AWS DynamoDB and limitations with GSIs (Global Secondary Indexes)

How of many of you have challenges with DynamoDB’s limit for the number of GSIs (Global Secondary Indexes)?
Let’s step back. You may be coming into the world of NoSQL relatively recently and things that we took for granted before need to be carefully analyzed now. It is not any more about how the data is stored, but it is rather about how you search that data. AWS DynamoDB has a limit of 5 global search indexes per table.
Let’s assume you have a customer-profile table in DynamoDB with the following attributes:
  • customerId (hashkey)
  • firstName
  • lastName
  • middleName
  • city
  • county
  • zipCode
  • streetName
  • streetNumber
Let’s assume you set up the following five GSIs:
  • firstName
  • lastName
  • city
  • county
  • zipCode
Let’s assume that this setup has been working for you and then you get a requirement to have ability to search by streetName. For sake of argument, let’s say your product will have this cool new feature that allows you to search other people who live on the same streetName. You don’t have any more GSIs available. What do you do?

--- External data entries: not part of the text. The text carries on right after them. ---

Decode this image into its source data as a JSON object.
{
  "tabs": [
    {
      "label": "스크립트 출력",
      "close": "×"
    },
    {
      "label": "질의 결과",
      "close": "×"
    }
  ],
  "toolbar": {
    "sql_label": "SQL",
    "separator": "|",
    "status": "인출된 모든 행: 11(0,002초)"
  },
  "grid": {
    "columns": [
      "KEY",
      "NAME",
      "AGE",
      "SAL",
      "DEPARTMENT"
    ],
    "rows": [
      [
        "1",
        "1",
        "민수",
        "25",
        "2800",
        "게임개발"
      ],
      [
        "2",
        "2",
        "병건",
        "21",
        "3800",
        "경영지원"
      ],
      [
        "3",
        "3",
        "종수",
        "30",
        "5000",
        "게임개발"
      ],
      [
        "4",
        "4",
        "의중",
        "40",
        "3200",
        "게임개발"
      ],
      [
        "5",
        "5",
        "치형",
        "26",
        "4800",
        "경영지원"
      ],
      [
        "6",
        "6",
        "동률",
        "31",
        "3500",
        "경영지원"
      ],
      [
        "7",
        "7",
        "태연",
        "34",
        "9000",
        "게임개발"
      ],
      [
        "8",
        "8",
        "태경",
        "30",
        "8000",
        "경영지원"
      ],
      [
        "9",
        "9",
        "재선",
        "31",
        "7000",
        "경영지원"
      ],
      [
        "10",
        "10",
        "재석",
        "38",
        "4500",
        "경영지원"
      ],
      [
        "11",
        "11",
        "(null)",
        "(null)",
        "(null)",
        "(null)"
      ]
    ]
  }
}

There are three solutions that you can apply.
(1) You need to re-think how you set up your table and your indexesthat I summarized above. Instead of having an index on BOTH firstName and lastName, you can have an index for lastName only. This will work for you if you typically search on lastName and firstName together to find a specific customer. So you can end up doing a query with filter expressionson this firstName-index table where lastName is now the partition key. The filter expression would be on the firstName attribute.
(2) Stream data to RedShift and perform search on RedShift:
You can stream your table into Redshift and on the RedShift side you would define the relational structure. Once the data is in RedShift, you can perform SQL queries. The only downside with this is the latency introduced to stream data from DynamoDB into RedShift.
(3) Create a secondary table to hold name/value pairs but there is a catch:
You could create a secondary or child table to hold a lot of information that you would search on and this table would basically have a parentId from the master table and Name, Value pair generic attributes. So for every record in the master customer-profile table, you will have X number of items (rows) in the secondary table because all other values are stored vertically in this secondary table. This means that for every write into the main customer-profile table, you have to do X more writes in the secondary table. DynamoDB should be able to handle this and the search should be efficient, but the COST will increase due to increased number of reads/writes. As long as you can afford that extra cost, and this adds a lot of business value, then you are on the right path.
I hope this gives you some ideas. You can follow me here (almirsCorner.com) and I also blog on Medium.com/@almirx101 
Almir M.